» **Stored data**:
* * * *

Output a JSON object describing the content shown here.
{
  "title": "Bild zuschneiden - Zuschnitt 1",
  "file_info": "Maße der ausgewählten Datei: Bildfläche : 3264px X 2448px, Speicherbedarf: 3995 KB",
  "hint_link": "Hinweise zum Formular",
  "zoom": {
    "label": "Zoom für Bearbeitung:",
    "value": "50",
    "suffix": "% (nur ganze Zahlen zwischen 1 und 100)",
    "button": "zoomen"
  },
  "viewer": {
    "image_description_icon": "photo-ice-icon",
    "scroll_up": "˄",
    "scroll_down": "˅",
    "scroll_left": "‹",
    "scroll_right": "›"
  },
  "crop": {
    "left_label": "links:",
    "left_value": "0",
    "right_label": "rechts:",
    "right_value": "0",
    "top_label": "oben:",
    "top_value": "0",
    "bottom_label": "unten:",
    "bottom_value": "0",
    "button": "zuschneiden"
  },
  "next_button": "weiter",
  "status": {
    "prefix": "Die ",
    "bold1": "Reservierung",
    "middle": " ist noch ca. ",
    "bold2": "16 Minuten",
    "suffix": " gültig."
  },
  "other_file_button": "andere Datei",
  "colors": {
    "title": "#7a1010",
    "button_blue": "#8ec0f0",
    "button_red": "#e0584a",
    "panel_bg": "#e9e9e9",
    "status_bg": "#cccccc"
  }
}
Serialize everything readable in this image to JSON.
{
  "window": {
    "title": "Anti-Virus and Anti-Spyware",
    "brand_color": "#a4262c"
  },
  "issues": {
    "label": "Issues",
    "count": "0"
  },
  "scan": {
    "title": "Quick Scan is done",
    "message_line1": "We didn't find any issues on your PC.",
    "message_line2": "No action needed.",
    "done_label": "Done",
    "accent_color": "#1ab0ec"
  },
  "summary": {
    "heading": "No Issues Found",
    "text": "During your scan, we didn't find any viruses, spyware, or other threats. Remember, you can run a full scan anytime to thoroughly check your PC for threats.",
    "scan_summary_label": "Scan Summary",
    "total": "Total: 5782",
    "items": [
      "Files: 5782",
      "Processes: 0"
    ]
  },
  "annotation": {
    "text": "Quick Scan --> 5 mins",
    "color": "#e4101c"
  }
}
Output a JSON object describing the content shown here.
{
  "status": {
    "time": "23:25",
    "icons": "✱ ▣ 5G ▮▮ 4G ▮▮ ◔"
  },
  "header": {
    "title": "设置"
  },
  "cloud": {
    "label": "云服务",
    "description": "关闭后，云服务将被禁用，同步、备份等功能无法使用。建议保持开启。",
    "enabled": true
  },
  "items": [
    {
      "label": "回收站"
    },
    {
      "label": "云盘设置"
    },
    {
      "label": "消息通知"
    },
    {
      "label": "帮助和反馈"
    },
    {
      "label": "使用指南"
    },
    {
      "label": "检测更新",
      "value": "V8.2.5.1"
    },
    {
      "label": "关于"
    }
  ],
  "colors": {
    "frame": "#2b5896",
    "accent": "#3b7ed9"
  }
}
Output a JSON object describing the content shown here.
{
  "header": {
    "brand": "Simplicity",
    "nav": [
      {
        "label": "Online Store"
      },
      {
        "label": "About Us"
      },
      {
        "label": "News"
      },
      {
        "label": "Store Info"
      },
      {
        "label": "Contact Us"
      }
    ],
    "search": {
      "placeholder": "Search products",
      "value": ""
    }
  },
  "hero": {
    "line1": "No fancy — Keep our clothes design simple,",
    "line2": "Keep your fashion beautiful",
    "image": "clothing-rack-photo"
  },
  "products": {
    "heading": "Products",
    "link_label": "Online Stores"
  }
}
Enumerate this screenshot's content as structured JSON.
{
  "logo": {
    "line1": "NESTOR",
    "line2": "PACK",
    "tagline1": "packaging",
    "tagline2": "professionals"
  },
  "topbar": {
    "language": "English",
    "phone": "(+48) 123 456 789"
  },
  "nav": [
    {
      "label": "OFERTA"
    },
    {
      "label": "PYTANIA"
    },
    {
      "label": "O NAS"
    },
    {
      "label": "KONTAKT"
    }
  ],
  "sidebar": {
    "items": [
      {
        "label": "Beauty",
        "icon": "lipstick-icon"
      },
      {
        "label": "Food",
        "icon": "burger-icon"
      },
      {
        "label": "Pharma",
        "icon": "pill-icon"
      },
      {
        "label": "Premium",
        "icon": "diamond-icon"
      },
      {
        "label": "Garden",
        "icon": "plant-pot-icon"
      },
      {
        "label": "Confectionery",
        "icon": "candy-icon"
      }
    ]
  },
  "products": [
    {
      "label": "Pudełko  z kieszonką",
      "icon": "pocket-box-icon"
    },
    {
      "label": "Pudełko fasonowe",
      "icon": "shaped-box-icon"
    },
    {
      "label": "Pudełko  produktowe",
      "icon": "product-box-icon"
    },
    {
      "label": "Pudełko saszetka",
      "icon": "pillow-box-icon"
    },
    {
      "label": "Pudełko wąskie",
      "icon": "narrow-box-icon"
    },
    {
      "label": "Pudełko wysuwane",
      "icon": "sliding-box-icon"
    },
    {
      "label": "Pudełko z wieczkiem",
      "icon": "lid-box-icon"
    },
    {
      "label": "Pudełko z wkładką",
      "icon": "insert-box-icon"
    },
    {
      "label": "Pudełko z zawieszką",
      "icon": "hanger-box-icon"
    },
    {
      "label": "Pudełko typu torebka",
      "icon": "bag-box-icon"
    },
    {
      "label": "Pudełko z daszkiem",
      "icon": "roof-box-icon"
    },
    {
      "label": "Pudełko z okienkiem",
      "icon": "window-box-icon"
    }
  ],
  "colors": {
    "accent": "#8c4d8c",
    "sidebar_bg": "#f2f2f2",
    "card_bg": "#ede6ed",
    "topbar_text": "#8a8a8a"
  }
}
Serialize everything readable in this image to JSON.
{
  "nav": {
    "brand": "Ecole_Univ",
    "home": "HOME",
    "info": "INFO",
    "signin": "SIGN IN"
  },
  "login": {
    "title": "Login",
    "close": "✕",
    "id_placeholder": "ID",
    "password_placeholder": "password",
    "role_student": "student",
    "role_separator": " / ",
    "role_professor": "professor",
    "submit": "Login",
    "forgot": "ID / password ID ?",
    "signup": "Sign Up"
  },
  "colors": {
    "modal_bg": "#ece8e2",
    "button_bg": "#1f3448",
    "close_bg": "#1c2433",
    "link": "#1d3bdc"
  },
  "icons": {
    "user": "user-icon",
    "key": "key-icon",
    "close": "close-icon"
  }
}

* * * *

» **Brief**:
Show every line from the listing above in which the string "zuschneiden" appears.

» **Expected output**:
  "title": "Bild zuschneiden - Zuschnitt 1",
    "button": "zuschneiden"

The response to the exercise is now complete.